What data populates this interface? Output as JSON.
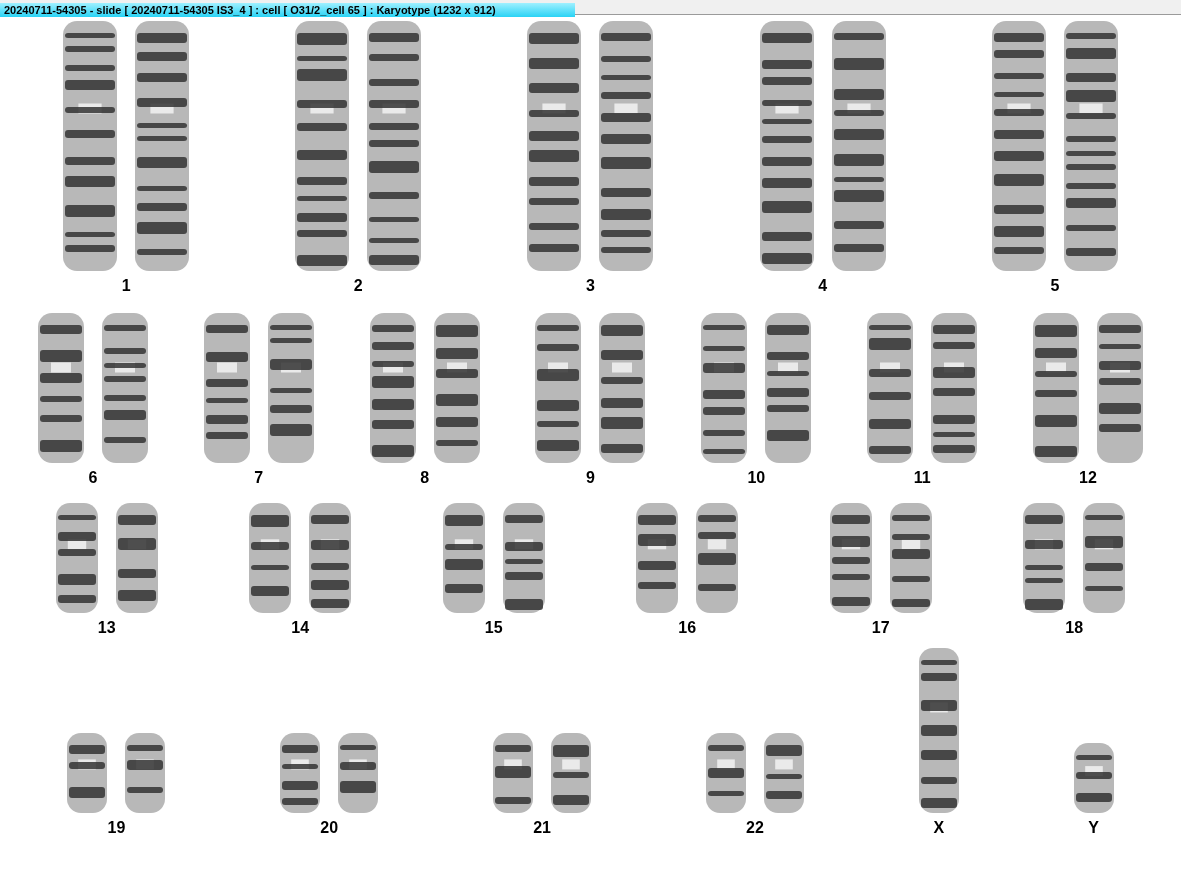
{
  "window": {
    "title": "20240711-54305 - slide [ 20240711-54305 IS3_4 ] : cell [ O31/2_cell 65 ] : Karyotype  (1232 x 912)"
  },
  "karyotype": {
    "rows": [
      {
        "items": [
          {
            "label": "1",
            "kind": "pair"
          },
          {
            "label": "2",
            "kind": "pair"
          },
          {
            "label": "3",
            "kind": "pair"
          },
          {
            "label": "4",
            "kind": "pair"
          },
          {
            "label": "5",
            "kind": "pair"
          }
        ]
      },
      {
        "items": [
          {
            "label": "6",
            "kind": "pair"
          },
          {
            "label": "7",
            "kind": "pair"
          },
          {
            "label": "8",
            "kind": "pair"
          },
          {
            "label": "9",
            "kind": "pair"
          },
          {
            "label": "10",
            "kind": "pair"
          },
          {
            "label": "11",
            "kind": "pair"
          },
          {
            "label": "12",
            "kind": "pair"
          }
        ]
      },
      {
        "items": [
          {
            "label": "13",
            "kind": "pair"
          },
          {
            "label": "14",
            "kind": "pair"
          },
          {
            "label": "15",
            "kind": "pair"
          },
          {
            "label": "16",
            "kind": "pair"
          },
          {
            "label": "17",
            "kind": "pair"
          },
          {
            "label": "18",
            "kind": "pair"
          }
        ]
      },
      {
        "items": [
          {
            "label": "19",
            "kind": "pair"
          },
          {
            "label": "20",
            "kind": "pair"
          },
          {
            "label": "21",
            "kind": "pair"
          },
          {
            "label": "22",
            "kind": "pair"
          },
          {
            "label": "X",
            "kind": "single"
          },
          {
            "label": "Y",
            "kind": "single"
          }
        ]
      }
    ]
  }
}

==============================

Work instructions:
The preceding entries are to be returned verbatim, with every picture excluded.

Completed task:
What data populates this interface? Output as JSON.
{
  "window": {
    "title": "20240711-54305 - slide [ 20240711-54305 IS3_4 ] : cell [ O31/2_cell 65 ] : Karyotype  (1232 x 912)"
  },
  "karyotype": {
    "rows": [
      {
        "items": [
          {
            "label": "1",
            "kind": "pair"
          },
          {
            "label": "2",
            "kind": "pair"
          },
          {
            "label": "3",
            "kind": "pair"
          },
          {
            "label": "4",
            "kind": "pair"
          },
          {
            "label": "5",
            "kind": "pair"
          }
        ]
      },
      {
        "items": [
          {
            "label": "6",
            "kind": "pair"
          },
          {
            "label": "7",
            "kind": "pair"
          },
          {
            "label": "8",
            "kind": "pair"
          },
          {
            "label": "9",
            "kind": "pair"
          },
          {
            "label": "10",
            "kind": "pair"
          },
          {
            "label": "11",
            "kind": "pair"
          },
          {
            "label": "12",
            "kind": "pair"
          }
        ]
      },
      {
        "items": [
          {
            "label": "13",
            "kind": "pair"
          },
          {
            "label": "14",
            "kind": "pair"
          },
          {
            "label": "15",
            "kind": "pair"
          },
          {
            "label": "16",
            "kind": "pair"
          },
          {
            "label": "17",
            "kind": "pair"
          },
          {
            "label": "18",
            "kind": "pair"
          }
        ]
      },
      {
        "items": [
          {
            "label": "19",
            "kind": "pair"
          },
          {
            "label": "20",
            "kind": "pair"
          },
          {
            "label": "21",
            "kind": "pair"
          },
          {
            "label": "22",
            "kind": "pair"
          },
          {
            "label": "X",
            "kind": "single"
          },
          {
            "label": "Y",
            "kind": "single"
          }
        ]
      }
    ]
  }
}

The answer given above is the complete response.